All the entries that follow must be written out again exactly.

• **WORKING DATA**
══════
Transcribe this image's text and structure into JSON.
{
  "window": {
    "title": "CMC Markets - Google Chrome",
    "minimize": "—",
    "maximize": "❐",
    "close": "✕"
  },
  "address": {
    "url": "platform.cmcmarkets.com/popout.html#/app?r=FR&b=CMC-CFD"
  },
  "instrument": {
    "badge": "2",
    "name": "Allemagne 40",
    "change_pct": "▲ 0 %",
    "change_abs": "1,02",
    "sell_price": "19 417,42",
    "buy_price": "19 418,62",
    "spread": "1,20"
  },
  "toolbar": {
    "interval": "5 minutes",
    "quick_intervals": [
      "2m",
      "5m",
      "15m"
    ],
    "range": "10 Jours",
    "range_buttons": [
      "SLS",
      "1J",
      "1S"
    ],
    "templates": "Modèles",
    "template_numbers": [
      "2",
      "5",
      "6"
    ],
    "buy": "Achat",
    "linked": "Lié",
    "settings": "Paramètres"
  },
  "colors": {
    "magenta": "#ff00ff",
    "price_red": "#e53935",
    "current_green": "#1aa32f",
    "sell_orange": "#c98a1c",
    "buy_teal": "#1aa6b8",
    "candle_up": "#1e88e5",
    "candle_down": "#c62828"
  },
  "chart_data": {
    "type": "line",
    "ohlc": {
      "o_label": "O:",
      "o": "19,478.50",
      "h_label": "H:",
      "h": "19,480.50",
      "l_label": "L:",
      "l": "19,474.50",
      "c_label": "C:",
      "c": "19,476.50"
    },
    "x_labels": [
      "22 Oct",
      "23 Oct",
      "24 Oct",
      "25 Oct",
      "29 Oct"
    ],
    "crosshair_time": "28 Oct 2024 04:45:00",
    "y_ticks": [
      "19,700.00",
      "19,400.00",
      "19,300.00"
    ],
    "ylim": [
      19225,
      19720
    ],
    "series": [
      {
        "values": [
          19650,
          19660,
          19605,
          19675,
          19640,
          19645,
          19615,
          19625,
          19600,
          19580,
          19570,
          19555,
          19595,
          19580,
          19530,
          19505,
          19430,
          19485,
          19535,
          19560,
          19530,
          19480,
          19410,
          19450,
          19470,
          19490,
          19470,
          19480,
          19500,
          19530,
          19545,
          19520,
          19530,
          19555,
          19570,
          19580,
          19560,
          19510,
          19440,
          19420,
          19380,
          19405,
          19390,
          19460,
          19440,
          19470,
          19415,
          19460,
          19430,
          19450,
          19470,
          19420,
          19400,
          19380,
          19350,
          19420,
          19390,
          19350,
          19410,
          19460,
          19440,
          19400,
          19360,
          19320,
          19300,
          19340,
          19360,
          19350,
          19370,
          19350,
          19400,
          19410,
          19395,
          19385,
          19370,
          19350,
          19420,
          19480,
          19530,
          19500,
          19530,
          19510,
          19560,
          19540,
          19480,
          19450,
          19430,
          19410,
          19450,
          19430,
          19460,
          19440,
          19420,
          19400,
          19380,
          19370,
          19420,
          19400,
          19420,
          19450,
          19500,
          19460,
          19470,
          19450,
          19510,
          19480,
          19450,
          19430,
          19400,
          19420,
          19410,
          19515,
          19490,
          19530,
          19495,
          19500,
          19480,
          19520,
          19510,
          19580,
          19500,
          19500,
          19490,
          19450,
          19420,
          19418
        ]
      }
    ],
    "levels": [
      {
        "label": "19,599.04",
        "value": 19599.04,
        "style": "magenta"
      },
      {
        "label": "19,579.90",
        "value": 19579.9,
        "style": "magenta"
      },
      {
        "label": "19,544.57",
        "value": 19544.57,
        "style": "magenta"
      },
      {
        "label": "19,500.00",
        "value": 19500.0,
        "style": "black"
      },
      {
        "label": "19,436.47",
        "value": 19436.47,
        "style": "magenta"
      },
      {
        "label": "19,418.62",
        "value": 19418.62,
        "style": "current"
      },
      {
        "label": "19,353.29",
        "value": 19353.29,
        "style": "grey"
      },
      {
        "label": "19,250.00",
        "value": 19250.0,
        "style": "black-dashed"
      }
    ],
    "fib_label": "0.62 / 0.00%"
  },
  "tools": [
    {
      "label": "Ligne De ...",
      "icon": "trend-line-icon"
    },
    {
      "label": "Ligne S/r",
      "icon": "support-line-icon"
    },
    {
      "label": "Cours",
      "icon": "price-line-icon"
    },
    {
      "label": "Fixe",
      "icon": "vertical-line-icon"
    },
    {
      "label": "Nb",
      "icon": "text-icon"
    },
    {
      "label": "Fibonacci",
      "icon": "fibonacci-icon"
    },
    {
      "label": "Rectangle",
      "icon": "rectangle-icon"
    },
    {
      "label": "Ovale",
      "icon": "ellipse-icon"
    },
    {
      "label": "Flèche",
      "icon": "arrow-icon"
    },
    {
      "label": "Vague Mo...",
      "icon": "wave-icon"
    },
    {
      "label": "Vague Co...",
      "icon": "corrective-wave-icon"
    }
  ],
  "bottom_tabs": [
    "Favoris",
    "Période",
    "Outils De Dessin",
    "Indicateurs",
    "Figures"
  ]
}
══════
• **SOLUTION FOR THIS EXERCISE**
Transcribe this image's text and structure into JSON.
{
  "window": {
    "title": "CMC Markets - Google Chrome",
    "minimize": "—",
    "maximize": "❐",
    "close": "✕"
  },
  "address": {
    "url": "platform.cmcmarkets.com/popout.html#/app?r=FR&b=CMC-CFD"
  },
  "instrument": {
    "badge": "2",
    "name": "Allemagne 40",
    "change_pct": "▲ 0 %",
    "change_abs": "1,02",
    "sell_price": "19 417,42",
    "buy_price": "19 418,62",
    "spread": "1,20"
  },
  "toolbar": {
    "interval": "5 minutes",
    "quick_intervals": [
      "2m",
      "5m",
      "15m"
    ],
    "range": "10 Jours",
    "range_buttons": [
      "SLS",
      "1J",
      "1S"
    ],
    "templates": "Modèles",
    "template_numbers": [
      "2",
      "5",
      "6"
    ],
    "buy": "Achat",
    "linked": "Lié",
    "settings": "Paramètres"
  },
  "colors": {
    "magenta": "#ff00ff",
    "price_red": "#e53935",
    "current_green": "#1aa32f",
    "sell_orange": "#c98a1c",
    "buy_teal": "#1aa6b8",
    "candle_up": "#1e88e5",
    "candle_down": "#c62828"
  },
  "chart_data": {
    "type": "line",
    "ohlc": {
      "o_label": "O:",
      "o": "19,478.50",
      "h_label": "H:",
      "h": "19,480.50",
      "l_label": "L:",
      "l": "19,474.50",
      "c_label": "C:",
      "c": "19,476.50"
    },
    "x_labels": [
      "22 Oct",
      "23 Oct",
      "24 Oct",
      "25 Oct",
      "29 Oct"
    ],
    "crosshair_time": "28 Oct 2024 04:45:00",
    "y_ticks": [
      "19,700.00",
      "19,400.00",
      "19,300.00"
    ],
    "ylim": [
      19225,
      19720
    ],
    "series": [
      {
        "values": [
          19650,
          19660,
          19605,
          19675,
          19640,
          19645,
          19615,
          19625,
          19600,
          19580,
          19570,
          19555,
          19595,
          19580,
          19530,
          19505,
          19430,
          19485,
          19535,
          19560,
          19530,
          19480,
          19410,
          19450,
          19470,
          19490,
          19470,
          19480,
          19500,
          19530,
          19545,
          19520,
          19530,
          19555,
          19570,
          19580,
          19560,
          19510,
          19440,
          19420,
          19380,
          19405,
          19390,
          19460,
          19440,
          19470,
          19415,
          19460,
          19430,
          19450,
          19470,
          19420,
          19400,
          19380,
          19350,
          19420,
          19390,
          19350,
          19410,
          19460,
          19440,
          19400,
          19360,
          19320,
          19300,
          19340,
          19360,
          19350,
          19370,
          19350,
          19400,
          19410,
          19395,
          19385,
          19370,
          19350,
          19420,
          19480,
          19530,
          19500,
          19530,
          19510,
          19560,
          19540,
          19480,
          19450,
          19430,
          19410,
          19450,
          19430,
          19460,
          19440,
          19420,
          19400,
          19380,
          19370,
          19420,
          19400,
          19420,
          19450,
          19500,
          19460,
          19470,
          19450,
          19510,
          19480,
          19450,
          19430,
          19400,
          19420,
          19410,
          19515,
          19490,
          19530,
          19495,
          19500,
          19480,
          19520,
          19510,
          19580,
          19500,
          19500,
          19490,
          19450,
          19420,
          19418
        ]
      }
    ],
    "levels": [
      {
        "label": "19,599.04",
        "value": 19599.04,
        "style": "magenta"
      },
      {
        "label": "19,579.90",
        "value": 19579.9,
        "style": "magenta"
      },
      {
        "label": "19,544.57",
        "value": 19544.57,
        "style": "magenta"
      },
      {
        "label": "19,500.00",
        "value": 19500.0,
        "style": "black"
      },
      {
        "label": "19,436.47",
        "value": 19436.47,
        "style": "magenta"
      },
      {
        "label": "19,418.62",
        "value": 19418.62,
        "style": "current"
      },
      {
        "label": "19,353.29",
        "value": 19353.29,
        "style": "grey"
      },
      {
        "label": "19,250.00",
        "value": 19250.0,
        "style": "black-dashed"
      }
    ],
    "fib_label": "0.62 / 0.00%"
  },
  "tools": [
    {
      "label": "Ligne De ...",
      "icon": "trend-line-icon"
    },
    {
      "label": "Ligne S/r",
      "icon": "support-line-icon"
    },
    {
      "label": "Cours",
      "icon": "price-line-icon"
    },
    {
      "label": "Fixe",
      "icon": "vertical-line-icon"
    },
    {
      "label": "Nb",
      "icon": "text-icon"
    },
    {
      "label": "Fibonacci",
      "icon": "fibonacci-icon"
    },
    {
      "label": "Rectangle",
      "icon": "rectangle-icon"
    },
    {
      "label": "Ovale",
      "icon": "ellipse-icon"
    },
    {
      "label": "Flèche",
      "icon": "arrow-icon"
    },
    {
      "label": "Vague Mo...",
      "icon": "wave-icon"
    },
    {
      "label": "Vague Co...",
      "icon": "corrective-wave-icon"
    }
  ],
  "bottom_tabs": [
    "Favoris",
    "Période",
    "Outils De Dessin",
    "Indicateurs",
    "Figures"
  ]
}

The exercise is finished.